For an efficiently working extraction table, the extraction does not occur permanently across all installed modules. For this segment extraction, the individual extraction table modules are again subdivided into chambers. This controls the cutting plant independently for the extraction. Depending on requirements, the pneumatic valves and cylinders automatically open the extraction flaps in the segments. This control of the segments can be also be carried out electro-pneumatically using solenoid valves. Both processes share one thing: The extraction technology is aligned to the cutting processes and only captures hazardous substances where cutting actually occurs. At a maximum, two segments are in use at the same time during the transition phases. This achieves effective capture of fine dust particles and gases with comparatively low extraction power and also plant sizes. Important in this context: The extraction tables capture the hazardous substances directly where they occur to prevent them from spreading to the ambient air. The segment extraction reduces energy cost for plant operation.

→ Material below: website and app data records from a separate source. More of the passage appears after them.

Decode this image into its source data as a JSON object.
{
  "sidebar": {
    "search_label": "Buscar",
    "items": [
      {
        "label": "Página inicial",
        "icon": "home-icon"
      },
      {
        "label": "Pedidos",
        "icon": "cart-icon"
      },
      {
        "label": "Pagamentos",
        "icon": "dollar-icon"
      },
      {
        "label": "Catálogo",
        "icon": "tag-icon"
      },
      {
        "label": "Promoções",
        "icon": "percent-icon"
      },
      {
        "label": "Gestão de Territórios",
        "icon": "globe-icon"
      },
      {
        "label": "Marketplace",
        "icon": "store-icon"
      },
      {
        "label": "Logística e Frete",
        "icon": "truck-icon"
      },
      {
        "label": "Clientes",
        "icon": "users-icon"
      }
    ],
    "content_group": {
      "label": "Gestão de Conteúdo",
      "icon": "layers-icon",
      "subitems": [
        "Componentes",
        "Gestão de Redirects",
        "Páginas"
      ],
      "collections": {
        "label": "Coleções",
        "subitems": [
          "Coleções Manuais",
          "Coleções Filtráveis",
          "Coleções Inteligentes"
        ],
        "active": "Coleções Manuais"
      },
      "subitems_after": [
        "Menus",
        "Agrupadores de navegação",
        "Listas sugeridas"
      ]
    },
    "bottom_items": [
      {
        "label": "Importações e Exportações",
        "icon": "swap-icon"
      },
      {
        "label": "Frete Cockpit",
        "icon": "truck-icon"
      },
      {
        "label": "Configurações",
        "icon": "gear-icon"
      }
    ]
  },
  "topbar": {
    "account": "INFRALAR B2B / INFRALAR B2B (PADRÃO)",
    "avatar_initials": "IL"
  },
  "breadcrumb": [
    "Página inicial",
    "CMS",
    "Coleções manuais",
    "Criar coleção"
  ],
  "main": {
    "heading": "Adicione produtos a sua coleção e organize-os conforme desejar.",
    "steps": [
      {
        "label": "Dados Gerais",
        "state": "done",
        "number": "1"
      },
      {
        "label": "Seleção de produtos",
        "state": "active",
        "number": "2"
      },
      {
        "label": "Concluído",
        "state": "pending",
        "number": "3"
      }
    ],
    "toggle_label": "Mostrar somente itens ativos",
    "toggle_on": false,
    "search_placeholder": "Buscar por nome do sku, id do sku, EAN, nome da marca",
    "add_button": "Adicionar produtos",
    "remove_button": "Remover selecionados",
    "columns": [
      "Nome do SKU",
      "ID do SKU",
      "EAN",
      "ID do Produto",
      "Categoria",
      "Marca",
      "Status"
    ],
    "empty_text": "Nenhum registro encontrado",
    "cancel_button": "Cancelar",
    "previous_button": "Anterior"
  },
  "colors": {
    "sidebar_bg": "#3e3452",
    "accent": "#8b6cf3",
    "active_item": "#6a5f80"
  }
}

6. Extraction table can be combined with standard systems
Naturally, an extraction table has to match the relevant cutting plant and the planned use – and that with regards to execution, length, width and height. It should thus be possible to combine an extraction table with a standard cutting plant. It has to be clarified with regards to the control of the individual segments, if they should be controlled directly with the cutting plant’s program or if the cutting plant has a control slide which activates the relevant valves on the table. The necessary extraction performance results from e.g. the size of the extraction table, cutting process, number and if necessary the tiltability of the burners, the cutting streams as well as the sheet thickness. The dust quantity to be expected should be the deciding factor when selecting the right filter plant. The cutting plant switches the filter plant on and off and in return the filter plant feedbacks its operation and possible faults to the cutting plant.
7. Simple handling for fast cleaning
Easy accessibility for cleaning and maintenance plays an important role when selecting the right extraction table. Material support frames should have lifting eyes and expose an area which is three to six square meters large. Slag tanks, which are underneath are also fitted with lifting eyes and possibly with a coarse grating to catch burnt out parts, can also be removed with a crane and emptied into a container. Simple maintenance plays an important part in cutting operations to keep downtimes as short as possible. To save on more cleaning intervals, further variants of the extraction tables offer additional options to directly dispose off debris. Specifically equipped extraction tables have the option to permanently dispose of slag during operation using an automatic discharge system into a provided container. Since the support on an extraction table consists of individual sheet metal, the companies can replace them independently.